AMSTERDAM -- Dutch soccer coach Guus Hiddink will know his fate on tax fraud charges when a court in the Netherlands delivers its ruling on Tuesday.
Hiddink, 50, who coaches the Russian national team, has been accused of evading almost 1.4 million euros ($1.84 million) in Dutch taxes while falsely claiming he was a resident of Belgium in 2002 and 2003 after he came back from his successful job with the South Korean national team.
On Feb. 6 prosecutors demanded he serve a 10-month jail sentence, dismissing his claims that he had been living in Belgium as "a joke".
From 2000 to 2002 Hiddink was in charge of the South Korean national side, guiding the World Cup co-hosts to fourth place at the finals.

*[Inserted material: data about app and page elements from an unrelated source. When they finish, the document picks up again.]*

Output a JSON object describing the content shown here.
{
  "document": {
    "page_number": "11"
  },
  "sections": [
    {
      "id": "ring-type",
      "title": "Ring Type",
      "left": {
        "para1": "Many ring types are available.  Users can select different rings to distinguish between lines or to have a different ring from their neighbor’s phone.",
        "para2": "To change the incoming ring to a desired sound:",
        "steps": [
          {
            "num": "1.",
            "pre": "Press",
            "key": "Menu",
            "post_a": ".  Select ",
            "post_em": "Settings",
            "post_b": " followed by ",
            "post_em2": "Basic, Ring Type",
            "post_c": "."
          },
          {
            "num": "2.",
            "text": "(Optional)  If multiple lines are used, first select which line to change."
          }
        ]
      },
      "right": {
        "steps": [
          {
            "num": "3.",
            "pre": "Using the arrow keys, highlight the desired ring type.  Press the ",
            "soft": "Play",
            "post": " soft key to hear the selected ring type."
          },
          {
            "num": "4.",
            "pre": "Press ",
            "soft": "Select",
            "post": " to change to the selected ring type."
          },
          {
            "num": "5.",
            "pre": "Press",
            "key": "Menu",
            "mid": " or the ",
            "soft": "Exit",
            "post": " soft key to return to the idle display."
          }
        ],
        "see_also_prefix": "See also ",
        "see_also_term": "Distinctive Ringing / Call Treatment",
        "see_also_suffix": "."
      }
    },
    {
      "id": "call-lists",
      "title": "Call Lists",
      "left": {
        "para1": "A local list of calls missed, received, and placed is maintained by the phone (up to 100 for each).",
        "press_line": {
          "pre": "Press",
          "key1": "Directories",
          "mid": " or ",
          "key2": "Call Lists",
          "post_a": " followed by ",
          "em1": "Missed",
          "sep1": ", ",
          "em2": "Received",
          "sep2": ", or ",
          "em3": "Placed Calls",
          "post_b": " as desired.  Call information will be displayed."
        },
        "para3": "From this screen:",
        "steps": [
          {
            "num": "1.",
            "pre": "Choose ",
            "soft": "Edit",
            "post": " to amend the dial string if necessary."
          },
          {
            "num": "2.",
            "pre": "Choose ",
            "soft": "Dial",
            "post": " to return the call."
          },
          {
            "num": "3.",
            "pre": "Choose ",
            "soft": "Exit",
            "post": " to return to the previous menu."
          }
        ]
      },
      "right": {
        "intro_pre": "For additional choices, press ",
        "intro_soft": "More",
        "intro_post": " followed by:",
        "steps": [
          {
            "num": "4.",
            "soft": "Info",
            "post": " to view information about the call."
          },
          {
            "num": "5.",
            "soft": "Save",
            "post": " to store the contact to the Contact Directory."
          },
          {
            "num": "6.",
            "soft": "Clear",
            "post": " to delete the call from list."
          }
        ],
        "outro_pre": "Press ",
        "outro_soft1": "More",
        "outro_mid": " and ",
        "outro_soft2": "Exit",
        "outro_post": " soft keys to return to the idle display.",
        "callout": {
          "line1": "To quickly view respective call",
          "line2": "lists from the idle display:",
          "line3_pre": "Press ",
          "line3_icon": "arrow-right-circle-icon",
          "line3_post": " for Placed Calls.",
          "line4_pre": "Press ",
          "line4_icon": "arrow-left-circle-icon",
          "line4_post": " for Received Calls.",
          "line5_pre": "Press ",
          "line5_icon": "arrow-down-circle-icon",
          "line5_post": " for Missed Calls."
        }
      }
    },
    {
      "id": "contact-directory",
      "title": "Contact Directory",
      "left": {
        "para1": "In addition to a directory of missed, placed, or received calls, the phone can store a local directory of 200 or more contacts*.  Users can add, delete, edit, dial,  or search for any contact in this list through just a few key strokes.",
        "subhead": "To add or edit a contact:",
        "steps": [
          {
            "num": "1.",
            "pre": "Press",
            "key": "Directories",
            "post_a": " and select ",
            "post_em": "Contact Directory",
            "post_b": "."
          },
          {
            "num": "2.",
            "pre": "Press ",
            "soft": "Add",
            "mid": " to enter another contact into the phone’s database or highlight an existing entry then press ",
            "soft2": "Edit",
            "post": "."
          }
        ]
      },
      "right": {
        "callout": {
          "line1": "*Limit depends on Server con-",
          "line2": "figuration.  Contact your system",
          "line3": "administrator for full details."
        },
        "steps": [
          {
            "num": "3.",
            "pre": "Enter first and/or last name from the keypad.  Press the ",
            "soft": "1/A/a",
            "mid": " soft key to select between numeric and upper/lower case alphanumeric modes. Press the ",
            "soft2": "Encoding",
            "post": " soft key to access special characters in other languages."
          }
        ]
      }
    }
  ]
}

He then returned to the Netherlands and a coaching job with PSV Eindhoven.
Hiddink's tax advisor is also on trial and facing a possible jail term.
Hiddink's case came to the attention of Dutch tax fraud inspectors after telephone conversations with a former PSV director were monitored by wire taps in a criminal investigation into the PSV director some years ago.
Hiddink's lawyer claimed that the cause for the investigation was not legitimate and that this was not a criminal case but a tax dispute that should have been handled by a special tax court.
Hiddink admitted that he never spent a night in his house in Belgium but also denied that he lived with his girlfriend in Amsterdam.
He said he had instead slept in a number of different places -- in hotels, at his girlfriend's home, at the training ground of PSV Eindhoven, whom he was also coaching at the time, and sometimes even behind the wheel of his car.
Hiddink also claimed that the fraud inspectors knew the details of his case before he made his tax return and that they should have warned him instead of waiting to start a criminal investigation.